Dixie Valley, Nevada
|Dixie Valley, Nevada|
|GNIS feature ID||864479 (1800s post office)|
Dixie Valley, Nevada, was a small ranching town in Churchill County, Nevada until the area was acquired in 1995 by the US Navy for the Fallon Range Training Complex (FRTC). The town had no retail businesses, most residents were more than a mile from their nearest neighbor, and a 1-room school (grades 1–8) was the teacher's residence and served as a meeting, dance, & election hall (grades 9–12 were bussed 75 miles to Fallon, Nevada). The abandoned town of Dixie was established at the head of Dixie Valley in 1861 and named by Southern sympathizers. The medium-sized Dixie Valley geothermal power plant (1988, 66 megawatts) employs ~30 people and has 12 production steam wells and ~24 injection wells.
A very large earthquake doublet occurred on December 16, 1954. The Dixie Valley–Fairview earthquakes occurred four minutes apart, each with a maximum Mercalli intensity of X (Extreme). The initial shock measured 7.3 Mw and the second shock measured 6.9 Mw. Damage to man-made structures was minimal because the region was sparsely populated at the time, but oblique-slip motion on a normal fault resulted in the appearance of large fault scarps.
- U.S. Geological Survey Geographic Names Information System: Dixie Valley, Nevada
- Mackedon, Michon. "Dixie Land". WNC.edu. Retrieved 2010-06-20.[permanent dead link]
- Carlson, Helen S. (1985). Nevada place names : a geographical dictionary. Reno: University of Nevada Press. p. 99. ISBN 087417094X.
- Shevenell, Lisa; et al. (2000). "Geothermal Resources in Nevada" (PDF). Nevada Bureau of Mines and Geology. Archived from the original (PDF) on 2010-06-06. Retrieved 2010-07-20.

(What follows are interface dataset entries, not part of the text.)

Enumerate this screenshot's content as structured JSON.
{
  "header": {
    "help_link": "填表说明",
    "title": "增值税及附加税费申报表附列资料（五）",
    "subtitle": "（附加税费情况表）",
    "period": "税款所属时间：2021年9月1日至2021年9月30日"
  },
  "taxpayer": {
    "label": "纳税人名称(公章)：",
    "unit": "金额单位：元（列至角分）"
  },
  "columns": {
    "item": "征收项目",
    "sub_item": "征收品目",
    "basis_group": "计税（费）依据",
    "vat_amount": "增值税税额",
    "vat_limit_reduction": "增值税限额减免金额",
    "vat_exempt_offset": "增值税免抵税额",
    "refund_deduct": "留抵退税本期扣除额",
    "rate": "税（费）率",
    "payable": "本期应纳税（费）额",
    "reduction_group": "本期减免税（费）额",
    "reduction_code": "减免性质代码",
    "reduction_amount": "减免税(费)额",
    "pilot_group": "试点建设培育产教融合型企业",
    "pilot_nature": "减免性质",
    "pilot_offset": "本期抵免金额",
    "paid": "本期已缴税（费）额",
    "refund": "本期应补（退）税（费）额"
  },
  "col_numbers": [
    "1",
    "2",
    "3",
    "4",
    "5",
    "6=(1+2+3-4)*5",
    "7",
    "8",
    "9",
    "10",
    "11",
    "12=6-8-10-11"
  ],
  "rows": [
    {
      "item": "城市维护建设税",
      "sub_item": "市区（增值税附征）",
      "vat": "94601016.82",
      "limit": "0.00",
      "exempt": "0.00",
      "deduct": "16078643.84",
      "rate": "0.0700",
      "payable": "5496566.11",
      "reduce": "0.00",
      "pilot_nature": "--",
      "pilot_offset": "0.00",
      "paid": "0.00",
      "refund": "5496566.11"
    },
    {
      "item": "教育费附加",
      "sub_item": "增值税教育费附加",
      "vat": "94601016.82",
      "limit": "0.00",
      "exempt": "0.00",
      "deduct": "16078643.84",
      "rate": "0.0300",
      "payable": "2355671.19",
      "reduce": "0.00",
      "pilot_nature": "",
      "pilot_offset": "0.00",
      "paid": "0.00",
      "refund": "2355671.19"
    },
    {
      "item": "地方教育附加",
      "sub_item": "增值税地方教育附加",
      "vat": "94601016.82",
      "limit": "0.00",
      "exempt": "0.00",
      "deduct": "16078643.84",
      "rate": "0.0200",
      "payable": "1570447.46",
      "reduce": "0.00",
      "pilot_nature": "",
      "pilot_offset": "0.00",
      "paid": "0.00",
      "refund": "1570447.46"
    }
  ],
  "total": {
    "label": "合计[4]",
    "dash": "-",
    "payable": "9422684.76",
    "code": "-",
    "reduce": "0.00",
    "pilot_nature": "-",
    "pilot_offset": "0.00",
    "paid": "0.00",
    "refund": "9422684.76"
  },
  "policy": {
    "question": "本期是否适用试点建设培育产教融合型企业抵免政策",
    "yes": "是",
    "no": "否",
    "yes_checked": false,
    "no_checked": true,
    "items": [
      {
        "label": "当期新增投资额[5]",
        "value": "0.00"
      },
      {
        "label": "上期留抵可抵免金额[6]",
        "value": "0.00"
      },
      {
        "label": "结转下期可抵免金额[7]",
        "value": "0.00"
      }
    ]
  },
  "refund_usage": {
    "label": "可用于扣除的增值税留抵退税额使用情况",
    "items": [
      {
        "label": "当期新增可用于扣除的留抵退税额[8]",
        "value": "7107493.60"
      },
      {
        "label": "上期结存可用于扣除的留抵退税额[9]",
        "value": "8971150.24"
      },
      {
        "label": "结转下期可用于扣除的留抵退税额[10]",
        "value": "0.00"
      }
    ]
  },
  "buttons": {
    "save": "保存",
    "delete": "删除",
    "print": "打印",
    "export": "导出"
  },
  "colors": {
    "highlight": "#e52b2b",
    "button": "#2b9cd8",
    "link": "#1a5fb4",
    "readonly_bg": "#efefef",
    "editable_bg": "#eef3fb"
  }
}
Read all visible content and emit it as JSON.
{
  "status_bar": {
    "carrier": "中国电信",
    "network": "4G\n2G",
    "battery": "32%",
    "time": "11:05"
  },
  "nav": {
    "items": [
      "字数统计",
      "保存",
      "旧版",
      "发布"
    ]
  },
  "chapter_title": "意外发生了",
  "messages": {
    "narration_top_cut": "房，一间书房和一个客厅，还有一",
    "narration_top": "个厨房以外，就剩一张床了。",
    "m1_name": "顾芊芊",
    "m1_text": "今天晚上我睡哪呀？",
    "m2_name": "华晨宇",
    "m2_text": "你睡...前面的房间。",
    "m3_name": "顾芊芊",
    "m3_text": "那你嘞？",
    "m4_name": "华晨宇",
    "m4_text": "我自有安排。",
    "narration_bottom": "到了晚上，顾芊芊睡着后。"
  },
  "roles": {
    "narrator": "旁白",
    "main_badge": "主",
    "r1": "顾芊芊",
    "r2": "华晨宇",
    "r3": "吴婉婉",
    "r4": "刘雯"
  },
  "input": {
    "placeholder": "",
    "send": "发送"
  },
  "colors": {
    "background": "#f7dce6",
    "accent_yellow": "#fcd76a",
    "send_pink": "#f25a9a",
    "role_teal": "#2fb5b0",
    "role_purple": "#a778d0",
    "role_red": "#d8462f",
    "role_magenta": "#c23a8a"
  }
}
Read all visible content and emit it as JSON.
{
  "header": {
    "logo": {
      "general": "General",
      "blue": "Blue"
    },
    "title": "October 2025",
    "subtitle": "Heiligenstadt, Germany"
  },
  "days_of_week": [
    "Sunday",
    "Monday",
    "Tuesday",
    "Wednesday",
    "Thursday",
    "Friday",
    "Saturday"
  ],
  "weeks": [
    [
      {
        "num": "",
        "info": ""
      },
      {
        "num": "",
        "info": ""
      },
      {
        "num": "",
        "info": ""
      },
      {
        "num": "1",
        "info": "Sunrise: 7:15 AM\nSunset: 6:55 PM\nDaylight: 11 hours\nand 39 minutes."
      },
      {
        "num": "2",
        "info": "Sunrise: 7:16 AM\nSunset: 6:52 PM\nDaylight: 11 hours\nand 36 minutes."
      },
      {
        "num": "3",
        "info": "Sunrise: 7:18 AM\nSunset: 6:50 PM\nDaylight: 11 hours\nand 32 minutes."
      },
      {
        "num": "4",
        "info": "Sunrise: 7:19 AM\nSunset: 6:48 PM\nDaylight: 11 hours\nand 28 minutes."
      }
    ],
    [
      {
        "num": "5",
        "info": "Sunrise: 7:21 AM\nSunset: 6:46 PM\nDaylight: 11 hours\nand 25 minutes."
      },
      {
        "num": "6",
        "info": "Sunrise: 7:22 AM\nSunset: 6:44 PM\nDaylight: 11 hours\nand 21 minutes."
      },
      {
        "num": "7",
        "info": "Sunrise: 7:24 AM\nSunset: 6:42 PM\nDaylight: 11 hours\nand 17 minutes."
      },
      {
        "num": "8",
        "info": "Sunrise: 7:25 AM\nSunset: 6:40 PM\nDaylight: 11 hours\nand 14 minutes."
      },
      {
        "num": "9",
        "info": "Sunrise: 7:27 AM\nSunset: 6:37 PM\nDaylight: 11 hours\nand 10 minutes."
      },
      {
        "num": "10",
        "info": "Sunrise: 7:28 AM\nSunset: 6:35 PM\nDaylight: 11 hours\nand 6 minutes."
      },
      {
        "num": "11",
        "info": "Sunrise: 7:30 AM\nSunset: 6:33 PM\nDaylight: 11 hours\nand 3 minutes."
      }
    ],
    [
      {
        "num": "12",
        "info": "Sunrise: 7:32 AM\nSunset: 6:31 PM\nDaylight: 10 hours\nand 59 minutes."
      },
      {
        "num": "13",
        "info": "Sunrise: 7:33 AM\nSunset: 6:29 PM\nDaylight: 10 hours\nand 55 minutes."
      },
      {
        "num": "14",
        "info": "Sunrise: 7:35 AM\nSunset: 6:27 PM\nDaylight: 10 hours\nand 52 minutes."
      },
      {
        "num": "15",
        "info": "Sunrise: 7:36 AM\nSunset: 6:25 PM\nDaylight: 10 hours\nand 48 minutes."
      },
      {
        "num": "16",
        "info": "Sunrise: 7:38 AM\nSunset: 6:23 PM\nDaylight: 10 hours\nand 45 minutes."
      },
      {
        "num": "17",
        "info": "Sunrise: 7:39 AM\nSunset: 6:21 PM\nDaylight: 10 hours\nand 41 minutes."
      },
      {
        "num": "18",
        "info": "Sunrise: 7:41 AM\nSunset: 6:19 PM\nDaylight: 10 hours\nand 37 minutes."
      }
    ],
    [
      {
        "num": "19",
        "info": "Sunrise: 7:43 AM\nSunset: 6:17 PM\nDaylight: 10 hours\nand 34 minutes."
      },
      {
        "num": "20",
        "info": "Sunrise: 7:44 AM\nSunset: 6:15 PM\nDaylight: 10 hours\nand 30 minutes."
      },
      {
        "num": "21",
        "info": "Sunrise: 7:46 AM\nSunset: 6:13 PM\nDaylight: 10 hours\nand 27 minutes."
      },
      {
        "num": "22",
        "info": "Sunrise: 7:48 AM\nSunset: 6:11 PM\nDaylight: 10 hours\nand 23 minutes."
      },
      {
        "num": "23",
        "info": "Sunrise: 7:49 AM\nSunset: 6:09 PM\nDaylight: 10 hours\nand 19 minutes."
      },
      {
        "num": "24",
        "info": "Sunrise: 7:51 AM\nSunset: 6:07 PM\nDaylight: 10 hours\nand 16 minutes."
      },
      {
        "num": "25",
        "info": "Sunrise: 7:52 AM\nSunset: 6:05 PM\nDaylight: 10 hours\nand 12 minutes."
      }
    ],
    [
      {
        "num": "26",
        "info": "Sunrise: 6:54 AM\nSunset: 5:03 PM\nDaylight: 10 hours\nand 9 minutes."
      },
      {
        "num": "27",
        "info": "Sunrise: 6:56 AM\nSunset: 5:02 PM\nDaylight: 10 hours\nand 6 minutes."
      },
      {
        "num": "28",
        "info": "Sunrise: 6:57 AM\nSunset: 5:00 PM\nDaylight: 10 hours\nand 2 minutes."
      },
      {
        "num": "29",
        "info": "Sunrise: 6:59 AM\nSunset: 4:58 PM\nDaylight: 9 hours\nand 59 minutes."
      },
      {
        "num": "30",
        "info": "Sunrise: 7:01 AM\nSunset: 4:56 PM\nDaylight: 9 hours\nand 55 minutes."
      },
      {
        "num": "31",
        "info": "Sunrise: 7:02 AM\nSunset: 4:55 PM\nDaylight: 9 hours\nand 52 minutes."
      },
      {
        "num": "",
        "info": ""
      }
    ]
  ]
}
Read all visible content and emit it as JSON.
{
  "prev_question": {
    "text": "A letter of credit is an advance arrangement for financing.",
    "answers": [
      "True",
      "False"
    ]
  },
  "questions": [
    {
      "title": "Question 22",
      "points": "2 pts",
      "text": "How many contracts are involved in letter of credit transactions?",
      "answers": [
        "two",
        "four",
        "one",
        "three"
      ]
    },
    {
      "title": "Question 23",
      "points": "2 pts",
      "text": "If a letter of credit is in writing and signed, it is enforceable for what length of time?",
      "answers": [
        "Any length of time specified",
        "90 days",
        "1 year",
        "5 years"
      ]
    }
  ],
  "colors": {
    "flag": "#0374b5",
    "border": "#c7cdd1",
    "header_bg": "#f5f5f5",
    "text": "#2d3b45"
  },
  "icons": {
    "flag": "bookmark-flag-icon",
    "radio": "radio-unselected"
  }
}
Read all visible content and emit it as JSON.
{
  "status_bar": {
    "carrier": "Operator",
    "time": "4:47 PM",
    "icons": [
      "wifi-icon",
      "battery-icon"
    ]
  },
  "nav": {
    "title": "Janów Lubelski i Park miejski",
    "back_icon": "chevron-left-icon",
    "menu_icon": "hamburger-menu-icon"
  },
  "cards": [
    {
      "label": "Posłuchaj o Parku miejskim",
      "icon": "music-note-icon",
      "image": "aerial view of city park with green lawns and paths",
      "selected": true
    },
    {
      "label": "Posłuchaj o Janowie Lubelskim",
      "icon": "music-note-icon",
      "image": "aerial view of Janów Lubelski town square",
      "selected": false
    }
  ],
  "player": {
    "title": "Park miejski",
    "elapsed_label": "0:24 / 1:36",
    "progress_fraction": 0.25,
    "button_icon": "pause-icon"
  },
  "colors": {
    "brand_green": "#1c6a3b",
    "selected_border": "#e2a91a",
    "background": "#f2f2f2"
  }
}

- Stover, C.W.; Coffman, J.L. (1993), Seismicity of the United States, 1568–1989 (Revised), U.S. Geological Survey Professional Paper 1527, United States Government Printing Office, pp. 287, 288, 295, 296